The unelected, unaccountable state Board of Education members oversee the unelected and unaccountable Florida Department of Education. It’s rare that the BoE brings its meetings this close to Polk County. It’s rarer still that it does so at a time of crisis that the BoE largely caused. It’s even rarer that it does so just weeks after its worst member, Gary Chartrand, talked about how much “fun” he has having torturing Polk County and bullying our superintendent.
I thought all of that important enough to take a vacation day from work and attend the BoE meeting. Not one Polk School Board member agreed — and certainly not Mr. Berryman. He’s actually made it clear multiple times that he supports DoE in what it’s doing.
He made it clear as recently as Thursday night. Of the teachers displaced from the Stigmatized 5 schools and replaced with Kelly Services subs, Mr. Berryman said: “They should get themselves some professional development.” Yes, that’s a quote. With my italics.
Anyway, many of you may have seen video or my account of discussions I had with Gary Chartrand and the unelected, unaccountable BoE. That’s the dramatic headline from the meeting. But the long-term governing benefits of the trip, should I win, probably outweigh the more short-term value of publicly defending the people of my home.
The retired, low-energy Hunt Berryman could not be bothered to do either. He’d rather rely on me for his ideas and purpose. And then yell at me when I point it out, which he’s done at least twice now — and kind of a third time Thursday night. (It was less a yell than a fit of pique and a vague, veiled political threat, but whatever.) I wish he took his job so personally and passionately.
Make Hunt do the work, please
I address this last point directly to Hunt’s supporters and funders.
I get it that I sometimes make you uncomfortable. I’m too direct. You imagine I’m too unwilling to participate in the consensus that my ideas and energy have already created. I’m too whatever. Insert your personal favorite caricature here. I know I could very well lose. I am the opposite of overconfident. I’m going to win, overwhelmingly, the people who have any detailed knowledge of the issues in this race. But that’s not a huge number. And no one can meaningfully predict what’s going to happen when a 65,000-vote electorate becomes a 275,000-electorate all ginned up by the presidential race.
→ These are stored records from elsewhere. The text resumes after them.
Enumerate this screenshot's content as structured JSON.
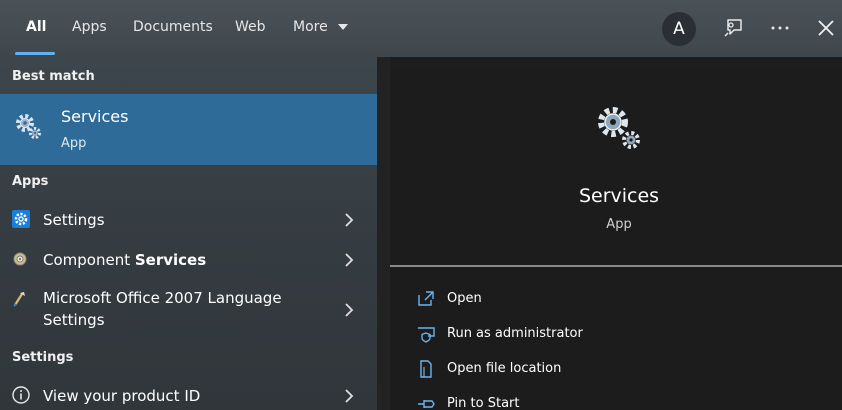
{
  "tabs": [
    "All",
    "Apps",
    "Documents",
    "Web",
    "More"
  ],
  "avatar_letter": "A",
  "sections": {
    "best_match": "Best match",
    "apps": "Apps",
    "settings": "Settings"
  },
  "best_match": {
    "title": "Services",
    "subtitle": "App"
  },
  "apps": [
    {
      "label": "Settings"
    },
    {
      "label_pre": "Component ",
      "label_bold": "Services"
    },
    {
      "label_line1": "Microsoft Office 2007 Language",
      "label_line2": "Settings"
    }
  ],
  "settings_items": [
    {
      "label": "View your product ID"
    }
  ],
  "preview": {
    "title": "Services",
    "subtitle": "App"
  },
  "actions": [
    {
      "label": "Open"
    },
    {
      "label": "Run as administrator"
    },
    {
      "label": "Open file location"
    },
    {
      "label": "Pin to Start"
    }
  ],
  "colors": {
    "accent": "#5fb2f2",
    "selected_row": "#2f6b99",
    "action_icon": "#6cb4f0"
  },
  "icons": [
    "services-gear-icon",
    "settings-gear-icon",
    "component-services-icon",
    "office-language-icon",
    "info-icon",
    "chevron-right-icon",
    "open-icon",
    "run-as-admin-icon",
    "file-location-icon",
    "pin-icon",
    "feedback-icon",
    "more-icon",
    "close-icon",
    "chevron-down-icon"
  ]
}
I also get that you have long-term business and personal relationships with Hunt. Loyalty, business, and friendship are powerful forces. I’m also susceptible to them. I harbor no bitterness toward any of you. In fact, if I win, I’ll need you. Badly. But perhaps even moreso if I lose. Indeed, many of you spend a lot of time talking with great generality about the importance of education.
If you mean that, you deserve much better effort from Hunt than he has given. Promise me you’ll demand it from him if he wins. Promise me you’ll actually make him implement the ideas he’s borrowed from me.
Rest assured that I will. I’m the parent of an 8th-grader at a turn-around school. My future son-in-law is a math teacher at a Polk traditional school. And I’m deeply, morally committed to the abused missionaries that need to “get themselves some professional development.” They are the only people keeping Polk’s public education system alive at all.
They deserve a School Board willing — at a minimum — to make a 45-minute drive to learn something important about the jobs we pay them $40,000 per year to do.